Further into the park, on paths paralleled by lanterns, blue tarpaulins and a growing canopy of brilliant white.
Out of the bustling station and absorbed by Ueno Park 上野公園 and the increasing density of those partaking in hanami 花見, the traditional custom of flower viewing. The park is famous for its extensive sakura 桜, in particular the white/pale pink Somei-Yoshino 染井吉野, part of what makes it the most popular city park in Japan. Despite it being a Monday, the crowds were a sight on their own.
Another shot before tracking under the walkways and into the increasingly familiar station complex at Shibuya 渋谷. To take advantage of the great weather and the sakura 桜 at their peak, the day's first destination was Ueno Park 上野公園. Choosing the correct ticket fare was made slightly more difficult by all line maps being covered in preparation for the following day's consumption tax bump.
Back at the hotel I made a quick FaceTime to home and then settled in. From the darkened room the electric colours of a rainy Tokyo 東京 night were even more brilliant.
Opening the curtains the next morning revealed the storms were gone, a flawless gradient of blue filling the sky. The sakura 桜 in the streets were now in full bloom, weightless and incandescent.
Looking up at what was supposed to be darkness, struck by the silver light, my mind read that opening line...
The sky above the port was the color of television, tuned to a dead channel.
Taking the long way to Tōkyō Station 東京駅 and exploring the streets to the west, I'd hoped the open top buses would be running as a way to see more of the skyline by night. The incoming rain meant they weren't, so it was back to Shibuya 渋谷 where the above was snapped from the fogged up windows of the metro building overpass.
With thunder booming from Shinjuku 新宿 it was time to find a place to hide and have dinner. Heading up the hill the low clouds glowed impossibly, bright grey, illuminated by stray city light. The food shots in the windows of an empty Sukiya すき家 looked appealing so I sat down for a sukiyaki すき焼き set and chatted in the most basic of words with the only visible staff member. He was from China, feeling far from home.

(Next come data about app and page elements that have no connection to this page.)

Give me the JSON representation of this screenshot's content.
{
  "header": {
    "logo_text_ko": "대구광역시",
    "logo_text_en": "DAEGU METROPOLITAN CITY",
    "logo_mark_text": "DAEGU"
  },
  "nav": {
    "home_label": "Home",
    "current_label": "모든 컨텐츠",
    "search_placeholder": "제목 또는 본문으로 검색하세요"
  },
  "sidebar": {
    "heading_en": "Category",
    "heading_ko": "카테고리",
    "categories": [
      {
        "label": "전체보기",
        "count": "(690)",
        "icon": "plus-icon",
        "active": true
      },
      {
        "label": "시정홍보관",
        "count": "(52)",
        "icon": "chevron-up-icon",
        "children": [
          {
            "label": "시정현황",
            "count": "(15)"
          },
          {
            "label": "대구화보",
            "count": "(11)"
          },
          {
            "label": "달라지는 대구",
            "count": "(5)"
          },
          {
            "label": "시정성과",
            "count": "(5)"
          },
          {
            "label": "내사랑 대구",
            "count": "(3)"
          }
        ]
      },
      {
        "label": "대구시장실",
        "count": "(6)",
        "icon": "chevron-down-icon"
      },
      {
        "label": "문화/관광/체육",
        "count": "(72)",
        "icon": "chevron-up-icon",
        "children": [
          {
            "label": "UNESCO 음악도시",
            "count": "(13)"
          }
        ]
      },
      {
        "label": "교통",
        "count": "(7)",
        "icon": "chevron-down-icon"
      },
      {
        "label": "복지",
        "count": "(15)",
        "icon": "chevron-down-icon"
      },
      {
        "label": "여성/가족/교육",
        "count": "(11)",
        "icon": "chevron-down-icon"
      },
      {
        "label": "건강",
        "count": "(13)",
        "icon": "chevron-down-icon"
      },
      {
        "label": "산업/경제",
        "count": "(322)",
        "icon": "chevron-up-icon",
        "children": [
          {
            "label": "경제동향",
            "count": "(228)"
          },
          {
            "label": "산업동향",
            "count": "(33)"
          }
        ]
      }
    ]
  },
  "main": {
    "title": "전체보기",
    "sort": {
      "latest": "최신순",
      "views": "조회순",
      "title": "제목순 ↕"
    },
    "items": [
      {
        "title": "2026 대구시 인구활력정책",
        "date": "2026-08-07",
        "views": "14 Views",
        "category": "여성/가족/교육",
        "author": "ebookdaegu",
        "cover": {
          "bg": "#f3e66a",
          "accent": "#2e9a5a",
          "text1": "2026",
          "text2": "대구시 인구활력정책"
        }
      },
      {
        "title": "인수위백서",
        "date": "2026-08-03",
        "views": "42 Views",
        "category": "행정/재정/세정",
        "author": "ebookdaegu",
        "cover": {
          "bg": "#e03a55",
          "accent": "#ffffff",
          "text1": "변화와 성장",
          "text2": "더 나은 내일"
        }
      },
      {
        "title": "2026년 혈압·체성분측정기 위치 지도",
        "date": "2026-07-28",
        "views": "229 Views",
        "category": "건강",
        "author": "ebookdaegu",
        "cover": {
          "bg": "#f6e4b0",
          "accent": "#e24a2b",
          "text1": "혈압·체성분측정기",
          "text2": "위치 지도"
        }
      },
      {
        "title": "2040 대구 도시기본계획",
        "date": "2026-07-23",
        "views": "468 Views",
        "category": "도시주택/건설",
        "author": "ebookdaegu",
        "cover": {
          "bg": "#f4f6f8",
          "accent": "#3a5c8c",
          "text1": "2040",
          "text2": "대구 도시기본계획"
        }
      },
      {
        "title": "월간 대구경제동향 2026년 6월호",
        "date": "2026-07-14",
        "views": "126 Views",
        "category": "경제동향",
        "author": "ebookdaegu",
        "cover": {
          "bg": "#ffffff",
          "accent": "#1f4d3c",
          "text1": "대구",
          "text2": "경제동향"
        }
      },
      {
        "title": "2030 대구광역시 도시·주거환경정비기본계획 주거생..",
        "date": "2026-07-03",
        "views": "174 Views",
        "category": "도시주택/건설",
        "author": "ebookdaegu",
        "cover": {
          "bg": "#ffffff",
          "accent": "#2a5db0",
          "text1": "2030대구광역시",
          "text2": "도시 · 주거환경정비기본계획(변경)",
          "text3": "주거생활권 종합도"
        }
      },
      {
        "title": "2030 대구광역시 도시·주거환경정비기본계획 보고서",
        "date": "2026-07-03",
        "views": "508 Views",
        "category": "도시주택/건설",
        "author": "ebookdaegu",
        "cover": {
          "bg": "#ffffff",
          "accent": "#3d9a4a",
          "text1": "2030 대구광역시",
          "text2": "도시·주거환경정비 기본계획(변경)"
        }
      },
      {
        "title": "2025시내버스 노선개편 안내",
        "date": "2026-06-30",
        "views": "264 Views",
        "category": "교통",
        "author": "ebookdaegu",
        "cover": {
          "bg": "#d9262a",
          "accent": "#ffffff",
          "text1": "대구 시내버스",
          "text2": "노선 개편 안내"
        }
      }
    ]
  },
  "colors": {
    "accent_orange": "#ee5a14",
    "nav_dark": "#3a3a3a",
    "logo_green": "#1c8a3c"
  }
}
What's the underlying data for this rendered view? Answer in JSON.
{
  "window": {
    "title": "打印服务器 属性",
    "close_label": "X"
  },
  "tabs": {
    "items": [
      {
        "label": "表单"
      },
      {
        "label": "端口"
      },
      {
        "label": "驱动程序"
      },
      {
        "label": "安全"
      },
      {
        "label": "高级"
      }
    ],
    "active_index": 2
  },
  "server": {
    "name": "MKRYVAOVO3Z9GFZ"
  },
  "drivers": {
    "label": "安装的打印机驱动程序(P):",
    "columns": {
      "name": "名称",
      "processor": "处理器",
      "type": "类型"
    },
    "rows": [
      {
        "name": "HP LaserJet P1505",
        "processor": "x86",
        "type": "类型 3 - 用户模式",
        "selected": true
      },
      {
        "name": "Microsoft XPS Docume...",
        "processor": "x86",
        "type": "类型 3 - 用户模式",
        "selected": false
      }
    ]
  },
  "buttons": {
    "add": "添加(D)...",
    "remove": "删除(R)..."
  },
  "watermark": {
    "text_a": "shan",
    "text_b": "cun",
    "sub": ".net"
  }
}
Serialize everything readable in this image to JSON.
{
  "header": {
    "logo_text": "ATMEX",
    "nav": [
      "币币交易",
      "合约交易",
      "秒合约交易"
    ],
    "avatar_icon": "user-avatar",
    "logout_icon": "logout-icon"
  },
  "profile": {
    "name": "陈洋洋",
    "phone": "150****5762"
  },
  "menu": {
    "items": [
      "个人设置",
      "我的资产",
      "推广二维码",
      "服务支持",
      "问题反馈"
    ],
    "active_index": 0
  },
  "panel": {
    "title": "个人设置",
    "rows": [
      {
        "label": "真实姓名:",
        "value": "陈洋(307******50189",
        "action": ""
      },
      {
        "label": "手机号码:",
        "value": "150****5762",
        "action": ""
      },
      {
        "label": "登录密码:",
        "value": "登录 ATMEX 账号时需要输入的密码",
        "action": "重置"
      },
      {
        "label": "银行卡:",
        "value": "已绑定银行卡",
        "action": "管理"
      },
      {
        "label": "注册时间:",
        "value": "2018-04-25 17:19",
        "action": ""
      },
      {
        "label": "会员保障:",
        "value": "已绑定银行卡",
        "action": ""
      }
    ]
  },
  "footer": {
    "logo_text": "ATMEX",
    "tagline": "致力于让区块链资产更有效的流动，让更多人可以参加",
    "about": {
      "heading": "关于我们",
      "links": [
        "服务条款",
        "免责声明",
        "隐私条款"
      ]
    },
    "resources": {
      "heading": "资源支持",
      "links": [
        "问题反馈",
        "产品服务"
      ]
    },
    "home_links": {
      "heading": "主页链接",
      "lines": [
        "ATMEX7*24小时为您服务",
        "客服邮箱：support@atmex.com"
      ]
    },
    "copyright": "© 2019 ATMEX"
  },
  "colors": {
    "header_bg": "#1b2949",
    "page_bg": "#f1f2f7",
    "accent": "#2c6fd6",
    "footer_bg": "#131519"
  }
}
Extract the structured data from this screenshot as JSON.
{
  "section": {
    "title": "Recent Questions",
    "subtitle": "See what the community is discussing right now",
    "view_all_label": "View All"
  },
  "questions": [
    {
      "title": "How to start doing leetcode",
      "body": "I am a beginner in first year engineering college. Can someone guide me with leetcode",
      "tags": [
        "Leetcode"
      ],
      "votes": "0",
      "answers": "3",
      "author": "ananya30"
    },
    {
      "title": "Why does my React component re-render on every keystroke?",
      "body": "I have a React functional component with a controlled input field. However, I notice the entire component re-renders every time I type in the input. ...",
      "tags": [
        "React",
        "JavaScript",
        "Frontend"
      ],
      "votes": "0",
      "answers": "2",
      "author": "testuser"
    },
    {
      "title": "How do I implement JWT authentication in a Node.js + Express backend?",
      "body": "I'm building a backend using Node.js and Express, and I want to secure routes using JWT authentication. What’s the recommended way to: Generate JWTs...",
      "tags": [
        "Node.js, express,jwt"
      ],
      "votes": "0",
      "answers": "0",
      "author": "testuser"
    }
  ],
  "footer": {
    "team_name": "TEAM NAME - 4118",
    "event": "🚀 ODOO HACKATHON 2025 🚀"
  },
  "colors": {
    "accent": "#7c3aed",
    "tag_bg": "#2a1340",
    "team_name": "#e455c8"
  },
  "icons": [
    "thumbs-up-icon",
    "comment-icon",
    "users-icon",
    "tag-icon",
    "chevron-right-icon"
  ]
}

Empty sake 酒 barrels stacked at Meiji Jingū 明治神宮. Certain Shintō 神道 ceremonies and festivals require sake 酒, so brewers donate a supply to shrines. In return, shrines display empty company decoration barrels (kazaridaru 飾り樽) and perform rites for the prosperity of the brewers.
As dark clouds grew in the north and the light started fading, it was back to Harajuku 原宿 to catch another train.